The 13-inch Retina display MacBook Pro sells from $1,299 -- a big drop from last year's models, which started at $1,699. On the base model, you get a 2.4GHz Core i5 processor (the same one we tested), along with 4GB of RAM, Intel Iris graphics and a 128GB PCIe SSD. For $1,499, it comes with the same processor, but double the RAM and storage space (so, 8GB with a 256GB SSD). Finally, the top-end model retails for $1,799 with a slightly faster 2.6GHz Core i5 processor, 8GB of RAM and a 512GB SSD.
If you're upgrading from the lowest-end model, you can opt for that 2.6GHz Core i5 processor we mentioned ($100) or even a dual-core 2.8GHz Core i7 CPU ($300). Other add-ons include 8GB or 16GB of RAM. (The eight gigs of RAM is a $100 upgrade; the 16GB either costs $200 or $300, depending on whether you're upgrading from the lowest-end model or one of the higher-end ones.) You can also step up to 1TB of solid-state storage, but you can only do that if you select the top-end, $1,799 model.
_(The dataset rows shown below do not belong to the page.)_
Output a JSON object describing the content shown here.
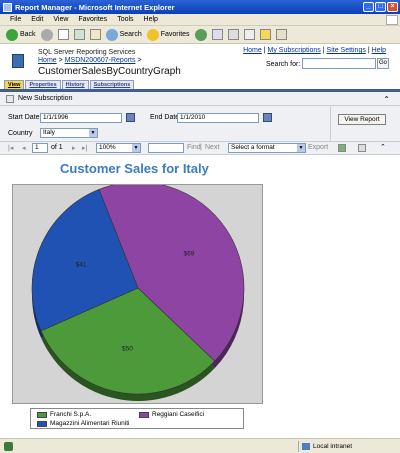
{
  "window": {
    "title": "Report Manager - Microsoft Internet Explorer"
  },
  "menu": [
    "File",
    "Edit",
    "View",
    "Favorites",
    "Tools",
    "Help"
  ],
  "toolbar": {
    "back": "Back",
    "search": "Search",
    "favorites": "Favorites"
  },
  "header": {
    "app_name": "SQL Server Reporting Services",
    "breadcrumb_home": "Home",
    "breadcrumb_sep": ">",
    "breadcrumb_folder": "MSDN200607-Reports",
    "breadcrumb_sep2": ">",
    "report_title": "CustomerSalesByCountryGraph",
    "links": [
      "Home",
      "My Subscriptions",
      "Site Settings",
      "Help"
    ],
    "link_sep": "|",
    "search_label": "Search for:",
    "go": "Go"
  },
  "tabs": [
    "View",
    "Properties",
    "History",
    "Subscriptions"
  ],
  "subscription": {
    "label": "New Subscription"
  },
  "params": {
    "start_label": "Start Date",
    "start_value": "1/1/1996",
    "end_label": "End Date",
    "end_value": "1/1/2010",
    "country_label": "Country",
    "country_value": "Italy",
    "view_report": "View Report"
  },
  "nav": {
    "page": "1",
    "of": "of 1",
    "zoom": "100%",
    "find": "Find",
    "sep": "|",
    "next": "Next",
    "format": "Select a format",
    "export": "Export"
  },
  "chart_data": {
    "type": "pie",
    "title": "Customer Sales for Italy",
    "slices": [
      {
        "name": "Reggiani Caseifici",
        "label": "$69",
        "value": 69,
        "color": "#8e44a3"
      },
      {
        "name": "Franchi S.p.A.",
        "label": "$50",
        "value": 50,
        "color": "#4c9a3a"
      },
      {
        "name": "Magazzini Alimentari Riuniti",
        "label": "$41",
        "value": 41,
        "color": "#1f52b3"
      }
    ],
    "legend": [
      "Franchi S.p.A.",
      "Reggiani Caseifici",
      "Magazzini Alimentari Riuniti"
    ]
  },
  "status": {
    "zone": "Local intranet"
  }
}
In that case, it's a $500 upgrade.
While we're at it, we may as well break down the 15-inch Retina display MacBook Pro too. As ever, this guy's significantly more expensive, with a starting price of $1,999. For the money, at least, you get much-improved specs: a quad-core 2GHz Core i7 processor, 8GB of RAM, 256GB of solid-state storage and Intel Iris Pro graphics. For $2,599, it comes with a faster 2.3GHz Core i7 processor, 16GB of RAM, 512GB of storage and dual graphics: Intel's Iris Pro chipset, along with a 2GB NVIDIA GeForce GT 750M GPU.